13 September 2011 23:32The simple answer to this is a resounding yes, and for a multitude of reasons, sone of which I don’t think are immediately apparent.
Curious question Mr Steve; Are you finding the 11th Doctor’s clothing easier to replicate, in say, comparison to something such as the 10th Doctor’s coat?
I’ve noticed he has a lot of things that you’re able to jump right on, whereas Tennant’s coat was evil in the details.
The advent of a new season of Doctor Who inevitably sparks a flurry of activity in the cosplay community. If there is a new look - how to achieve it; if there is a new garment - where did it come from. The advent of a new Doctor though - well that’s something else. But that wasn’t always the case.
The best way to get my thoughts across is to work backwards.
With shooting due to start in such a public place, I guess the BBC thought the fans and press would inevitably get photos. These would be around the net like wildfire, so it would be better to manage the release of The Doctor’s new look in their own, controlled way.
What they did give us though was a high res ‘pack shot’ containing the best reference to the fabrics of his costume and it wasn’t long before the Paul Smith shirt was spotted; the TopMan jeans were identified; and those All Saints boots was snapped up. All of these were in the twilight of their life on the high street, so time was of the essence. Within weeks stocks were pretty much gone.
Now think back and contrast this to late 2005.
Easter that year had already seen The Doctor’s return to our screens after a gap nine years. Although popular, it had not been heralded by the frenzy of interest seen these days. The modern fan base simply wasn’t there yet. It was seen more as a curiosity: would it succeed?
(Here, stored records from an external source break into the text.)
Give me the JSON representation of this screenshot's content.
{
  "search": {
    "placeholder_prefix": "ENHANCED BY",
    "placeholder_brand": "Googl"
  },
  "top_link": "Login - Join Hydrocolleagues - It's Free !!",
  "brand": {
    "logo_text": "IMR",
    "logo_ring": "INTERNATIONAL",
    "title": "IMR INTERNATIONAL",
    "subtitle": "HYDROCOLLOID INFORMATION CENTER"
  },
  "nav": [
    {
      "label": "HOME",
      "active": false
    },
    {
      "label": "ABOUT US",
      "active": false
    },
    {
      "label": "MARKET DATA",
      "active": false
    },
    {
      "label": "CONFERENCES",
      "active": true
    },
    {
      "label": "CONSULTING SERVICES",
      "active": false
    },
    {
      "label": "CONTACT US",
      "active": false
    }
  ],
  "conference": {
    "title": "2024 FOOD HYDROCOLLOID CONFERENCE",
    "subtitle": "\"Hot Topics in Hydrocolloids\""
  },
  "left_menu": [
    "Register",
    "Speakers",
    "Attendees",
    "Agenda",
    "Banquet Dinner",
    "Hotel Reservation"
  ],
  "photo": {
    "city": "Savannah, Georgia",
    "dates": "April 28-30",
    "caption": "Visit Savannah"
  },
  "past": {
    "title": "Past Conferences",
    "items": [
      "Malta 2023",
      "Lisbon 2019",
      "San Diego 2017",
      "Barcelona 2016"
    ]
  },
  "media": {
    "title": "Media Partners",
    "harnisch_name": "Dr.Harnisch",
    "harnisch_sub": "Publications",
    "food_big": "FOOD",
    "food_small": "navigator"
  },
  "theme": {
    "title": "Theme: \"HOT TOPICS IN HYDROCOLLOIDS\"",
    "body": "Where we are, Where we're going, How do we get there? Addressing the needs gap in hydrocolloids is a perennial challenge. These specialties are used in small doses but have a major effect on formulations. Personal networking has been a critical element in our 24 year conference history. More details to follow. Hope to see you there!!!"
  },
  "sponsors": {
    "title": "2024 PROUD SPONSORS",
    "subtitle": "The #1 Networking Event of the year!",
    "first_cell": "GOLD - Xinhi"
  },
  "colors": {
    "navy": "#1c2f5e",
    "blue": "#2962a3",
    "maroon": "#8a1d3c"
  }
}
Would it live up to expectation? I can remember a piece on The Media Show which took the down-beat tone ‘had Doctor Who had its day? Was it worth bringing back?’
Christopher Eccelston’s costume was iconic (in a way) but bland in its constituent parts: black jeans; workman boots; cotton jumper; and a leather jacket of unconventional origin (see left). It was an overall look that could be quickly achieved, but you had to know what you were looking at.
But as quickly as we had got to know him, he was gone.
I think it took a few episodes in 2006 for him to prove his worth, but David Tennant soon got his Converse All Star’d toes under the console and the fan community embraced him as their own.
What would have happened if a Matt Smith-styled high res image had been circulated in July 2005 (when filming on The Christmas Invasion started) and somebody piped up ‘I don’t know about the suit, but GAP have trousers in a really similar fabric’. Things would have been VERY different.
But we came in after the film had started so to speak. By the time he was THE Doctor, we are looking at Summer 2006, and the GAP trousers had been part of the Summer 2005 range, some two seasons prior, so long discontinued.
The fabrics used for for Ten’s and Eleven’s costumes are a stark contrast to each other.
This has to be in part due to a new costume designer, Barbara Kidd, being in charge.
The G-Star RAW jeans seem to have a longer shelf life, as you can still get them as of today (though probably not for much longer).
I’ve spent years trying to trace it, with no success, so I resorted to commissioning my own rewoven version to ensure continuity of supply (see right).
So as well as the climate being different (a larger fan-base, all eagle-eyed on finding the right stuff), we are also seeing a base shift in materials and source.
I wonder what Series Seven will bring us by way of a challenge . . .